Scholars are proposing a solution for rehabilitating people with disabilities through the metaverse.
Although the metaverse concept is yet to take shape fully, several researchers have already begun to propose a wide range of applications for innovation. Most recently, students from the School of Arts in the Department of Science and Humanities at the University of Sao Paulo revealed that they are studying a medical use case for the metaverse. Coordinated by Carlos Monteiro, Professor of Physical Education and Health, the group explores ways the metaverse can help rehabilitate people with disabilities.
In one of the recent studies published by the group, findings revealed that applying tasks in virtual reality via rehabilitation through telehealth helped improve the performance of patients living with cerebral palsy. The study also revealed that these tasks helped encourage patients to engage in physical activity, even during the COVID-19 pandemic.
The group conducted the study in 2020, between March and June, and forty-four people participated. The analysis focused on rehabilitating people with cerebral palsies through telehealth using virtual reality solutions. Due to the worldwide lockdown resulting from the pandemic, it was impossible to carry out traditional therapy during that period.
Participants were guided through the recommended practices by a researcher working remotely and another physically present. One of the activities which the group developed was a game that involved catching colored balls. The patients were required to catch the balls as they fell by moving their bodies, and the machine’s camera was responsible for tracking and detecting their movements. Since people with cerebral palsy suffer from motor disorders, the primary objective of the game was to help improve patients’ motor performance.
The group evaluated different parameters, including patients’ tiredness, motor performance, motivation, and satisfaction. Muscle fatigue, cardio reactions, the correctness of participants’ answers, and how precise their movements were helped the group complete their evaluations.
Although game performance did not improve as desired, the participants received the game positively and hoped to continue using it in future restorative sessions. According to Monteiro, the people positively responded to continuing their rehabilitation in virtual environments.

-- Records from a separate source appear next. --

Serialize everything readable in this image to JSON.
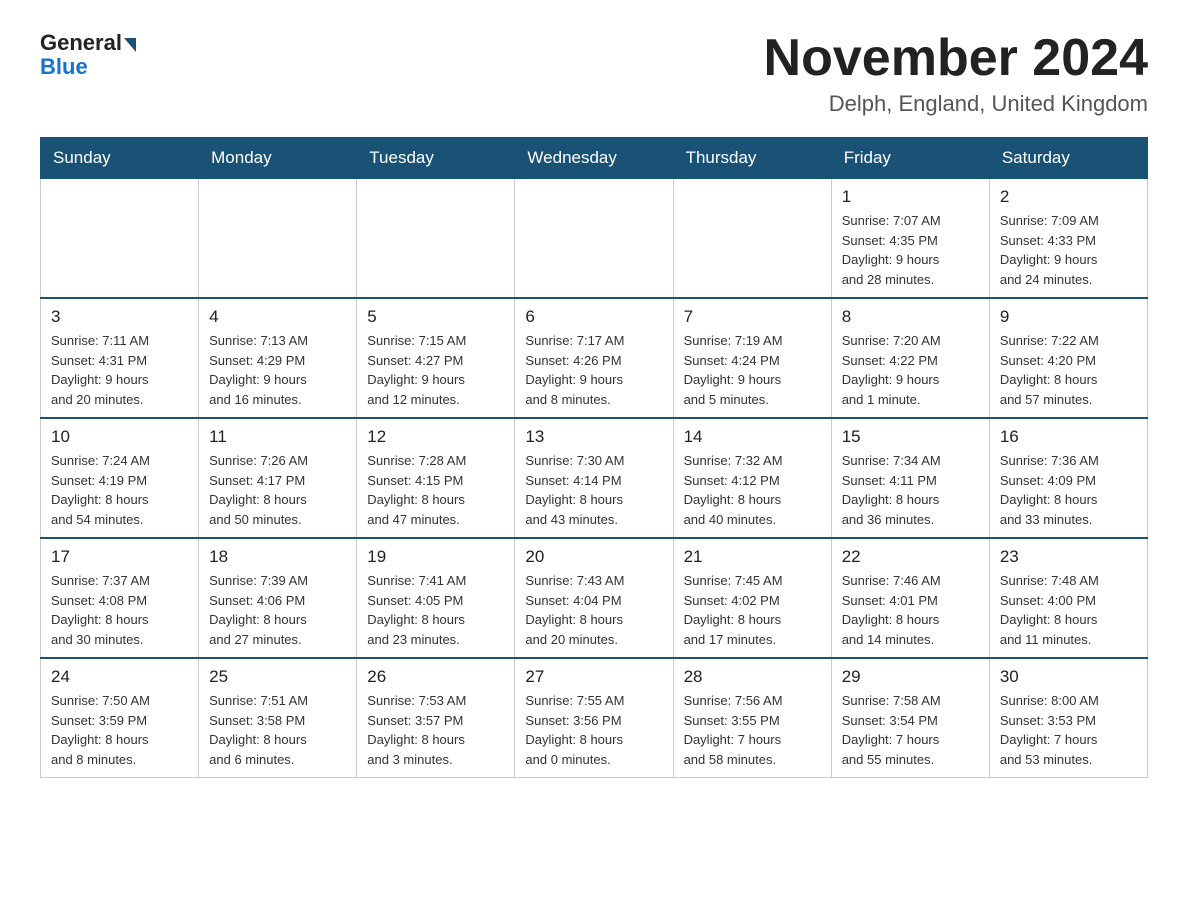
{
  "header": {
    "logo_general": "General",
    "logo_blue": "Blue",
    "month_title": "November 2024",
    "subtitle": "Delph, England, United Kingdom"
  },
  "weekdays": [
    "Sunday",
    "Monday",
    "Tuesday",
    "Wednesday",
    "Thursday",
    "Friday",
    "Saturday"
  ],
  "weeks": [
    [
      {
        "day": "",
        "info": ""
      },
      {
        "day": "",
        "info": ""
      },
      {
        "day": "",
        "info": ""
      },
      {
        "day": "",
        "info": ""
      },
      {
        "day": "",
        "info": ""
      },
      {
        "day": "1",
        "info": "Sunrise: 7:07 AM\nSunset: 4:35 PM\nDaylight: 9 hours\nand 28 minutes."
      },
      {
        "day": "2",
        "info": "Sunrise: 7:09 AM\nSunset: 4:33 PM\nDaylight: 9 hours\nand 24 minutes."
      }
    ],
    [
      {
        "day": "3",
        "info": "Sunrise: 7:11 AM\nSunset: 4:31 PM\nDaylight: 9 hours\nand 20 minutes."
      },
      {
        "day": "4",
        "info": "Sunrise: 7:13 AM\nSunset: 4:29 PM\nDaylight: 9 hours\nand 16 minutes."
      },
      {
        "day": "5",
        "info": "Sunrise: 7:15 AM\nSunset: 4:27 PM\nDaylight: 9 hours\nand 12 minutes."
      },
      {
        "day": "6",
        "info": "Sunrise: 7:17 AM\nSunset: 4:26 PM\nDaylight: 9 hours\nand 8 minutes."
      },
      {
        "day": "7",
        "info": "Sunrise: 7:19 AM\nSunset: 4:24 PM\nDaylight: 9 hours\nand 5 minutes."
      },
      {
        "day": "8",
        "info": "Sunrise: 7:20 AM\nSunset: 4:22 PM\nDaylight: 9 hours\nand 1 minute."
      },
      {
        "day": "9",
        "info": "Sunrise: 7:22 AM\nSunset: 4:20 PM\nDaylight: 8 hours\nand 57 minutes."
      }
    ],
    [
      {
        "day": "10",
        "info": "Sunrise: 7:24 AM\nSunset: 4:19 PM\nDaylight: 8 hours\nand 54 minutes."
      },
      {
        "day": "11",
        "info": "Sunrise: 7:26 AM\nSunset: 4:17 PM\nDaylight: 8 hours\nand 50 minutes."
      },
      {
        "day": "12",
        "info": "Sunrise: 7:28 AM\nSunset: 4:15 PM\nDaylight: 8 hours\nand 47 minutes."
      },
      {
        "day": "13",
        "info": "Sunrise: 7:30 AM\nSunset: 4:14 PM\nDaylight: 8 hours\nand 43 minutes."
      },
      {
        "day": "14",
        "info": "Sunrise: 7:32 AM\nSunset: 4:12 PM\nDaylight: 8 hours\nand 40 minutes."
      },
      {
        "day": "15",
        "info": "Sunrise: 7:34 AM\nSunset: 4:11 PM\nDaylight: 8 hours\nand 36 minutes."
      },
      {
        "day": "16",
        "info": "Sunrise: 7:36 AM\nSunset: 4:09 PM\nDaylight: 8 hours\nand 33 minutes."
      }
    ],
    [
      {
        "day": "17",
        "info": "Sunrise: 7:37 AM\nSunset: 4:08 PM\nDaylight: 8 hours\nand 30 minutes."
      },
      {
        "day": "18",
        "info": "Sunrise: 7:39 AM\nSunset: 4:06 PM\nDaylight: 8 hours\nand 27 minutes."
      },
      {
        "day": "19",
        "info": "Sunrise: 7:41 AM\nSunset: 4:05 PM\nDaylight: 8 hours\nand 23 minutes."
      },
      {
        "day": "20",
        "info": "Sunrise: 7:43 AM\nSunset: 4:04 PM\nDaylight: 8 hours\nand 20 minutes."
      },
      {
        "day": "21",
        "info": "Sunrise: 7:45 AM\nSunset: 4:02 PM\nDaylight: 8 hours\nand 17 minutes."
      },
      {
        "day": "22",
        "info": "Sunrise: 7:46 AM\nSunset: 4:01 PM\nDaylight: 8 hours\nand 14 minutes."
      },
      {
        "day": "23",
        "info": "Sunrise: 7:48 AM\nSunset: 4:00 PM\nDaylight: 8 hours\nand 11 minutes."
      }
    ],
    [
      {
        "day": "24",
        "info": "Sunrise: 7:50 AM\nSunset: 3:59 PM\nDaylight: 8 hours\nand 8 minutes."
      },
      {
        "day": "25",
        "info": "Sunrise: 7:51 AM\nSunset: 3:58 PM\nDaylight: 8 hours\nand 6 minutes."
      },
      {
        "day": "26",
        "info": "Sunrise: 7:53 AM\nSunset: 3:57 PM\nDaylight: 8 hours\nand 3 minutes."
      },
      {
        "day": "27",
        "info": "Sunrise: 7:55 AM\nSunset: 3:56 PM\nDaylight: 8 hours\nand 0 minutes."
      },
      {
        "day": "28",
        "info": "Sunrise: 7:56 AM\nSunset: 3:55 PM\nDaylight: 7 hours\nand 58 minutes."
      },
      {
        "day": "29",
        "info": "Sunrise: 7:58 AM\nSunset: 3:54 PM\nDaylight: 7 hours\nand 55 minutes."
      },
      {
        "day": "30",
        "info": "Sunrise: 8:00 AM\nSunset: 3:53 PM\nDaylight: 7 hours\nand 53 minutes."
      }
    ]
  ]
}
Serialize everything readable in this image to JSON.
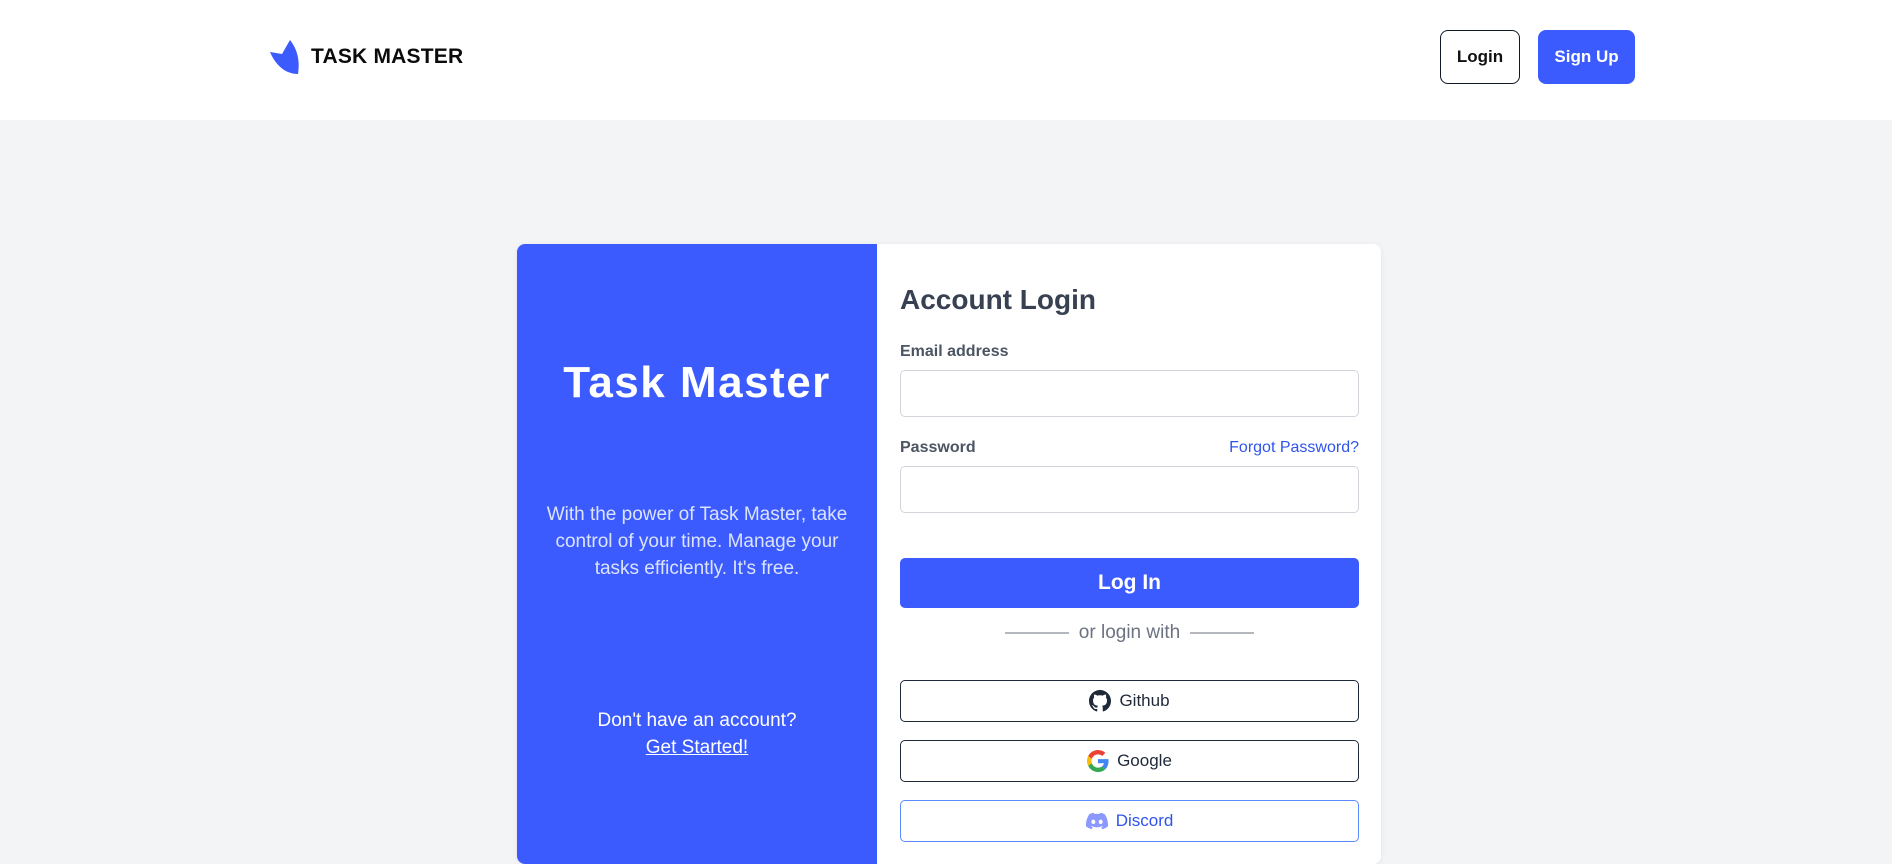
{
  "header": {
    "brand": "TASK MASTER",
    "login_label": "Login",
    "signup_label": "Sign Up"
  },
  "promo": {
    "title": "Task Master",
    "text": "With the power of Task Master, take control of your time. Manage your tasks efficiently. It's free.",
    "cta_text": "Don't have an account?",
    "cta_link": "Get Started!"
  },
  "form": {
    "title": "Account Login",
    "email_label": "Email address",
    "email_value": "",
    "password_label": "Password",
    "password_value": "",
    "forgot_label": "Forgot Password?",
    "submit_label": "Log In",
    "divider_text": "or login with",
    "social": [
      {
        "label": "Github",
        "icon": "github-icon"
      },
      {
        "label": "Google",
        "icon": "google-icon"
      },
      {
        "label": "Discord",
        "icon": "discord-icon"
      }
    ]
  },
  "colors": {
    "brand": "#3b5bff",
    "background": "#f3f4f6",
    "link": "#2f54eb"
  }
}
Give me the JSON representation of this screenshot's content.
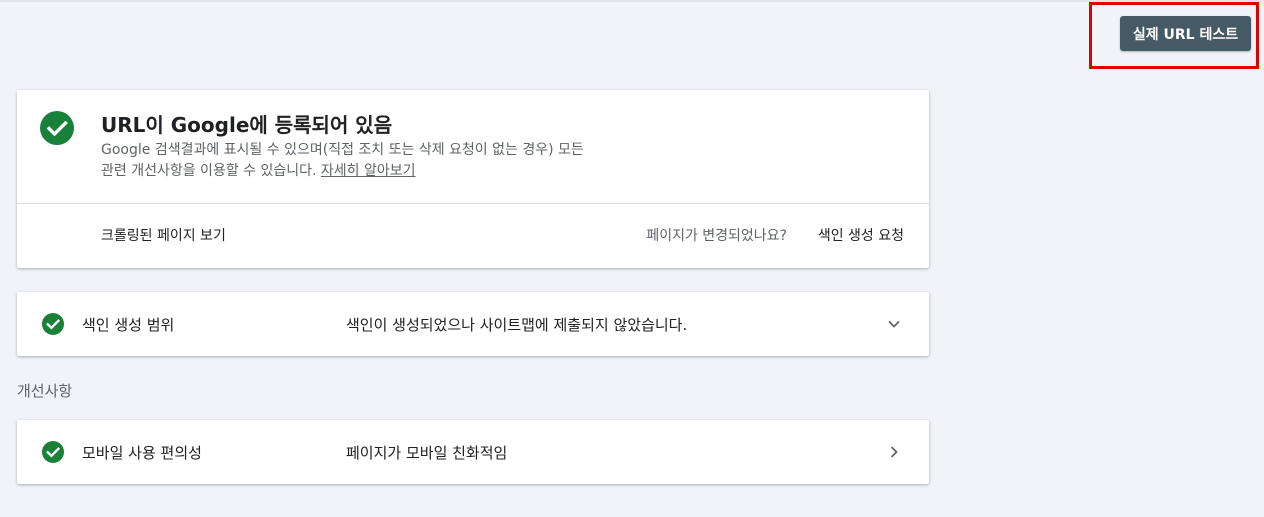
{
  "toolbar": {
    "live_test_label": "실제 URL 테스트"
  },
  "status_card": {
    "title": "URL이 Google에 등록되어 있음",
    "description_line1": "Google 검색결과에 표시될 수 있으며(직접 조치 또는 삭제 요청이 없는 경우) 모든",
    "description_line2": "관련 개선사항을 이용할 수 있습니다.",
    "learn_more_label": "자세히 알아보기",
    "view_crawled_label": "크롤링된 페이지 보기",
    "page_changed_label": "페이지가 변경되었나요?",
    "request_indexing_label": "색인 생성 요청"
  },
  "coverage": {
    "label": "색인 생성 범위",
    "value": "색인이 생성되었으나 사이트맵에 제출되지 않았습니다."
  },
  "enhancements": {
    "heading": "개선사항",
    "mobile": {
      "label": "모바일 사용 편의성",
      "value": "페이지가 모바일 친화적임"
    }
  },
  "colors": {
    "success_green": "#188038",
    "button_bg": "#455a64",
    "highlight_red": "#e00000",
    "page_bg": "#f1f3f9"
  },
  "icons": {
    "status": "check-circle-icon",
    "coverage_toggle": "chevron-down-icon",
    "mobile_toggle": "chevron-right-icon"
  }
}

While Monteiro and his study group performed research using the metaverse, they used a non-immersive variant of the concept, a version that does not require using VR glasses. The group’s metaverse solution only needed a computer or smartphone and a reliable internet connection. With these, participants could carry out their tasks, saving them the cost of building immersive metaverse environments or buying expensive virtual reality headsets and glasses.
Using a non-immersive version of the metaverse has more perks. It allows the therapist to attend to multiple patients simultaneously and enables the rapid adoption of this specific treatment. However, Monteiro believes that the metaverse does not seek to replace traditional rehabilitation procedures.
Presently, the group is expanding its studies to include people with other disabilities like Down Syndrome and people who are autistic. People living with autism had to interact with the metaverse using avatars, and the group recorded another positive reception of the platform. The study group will look to develop avatars further so that they can move in sync with the patients.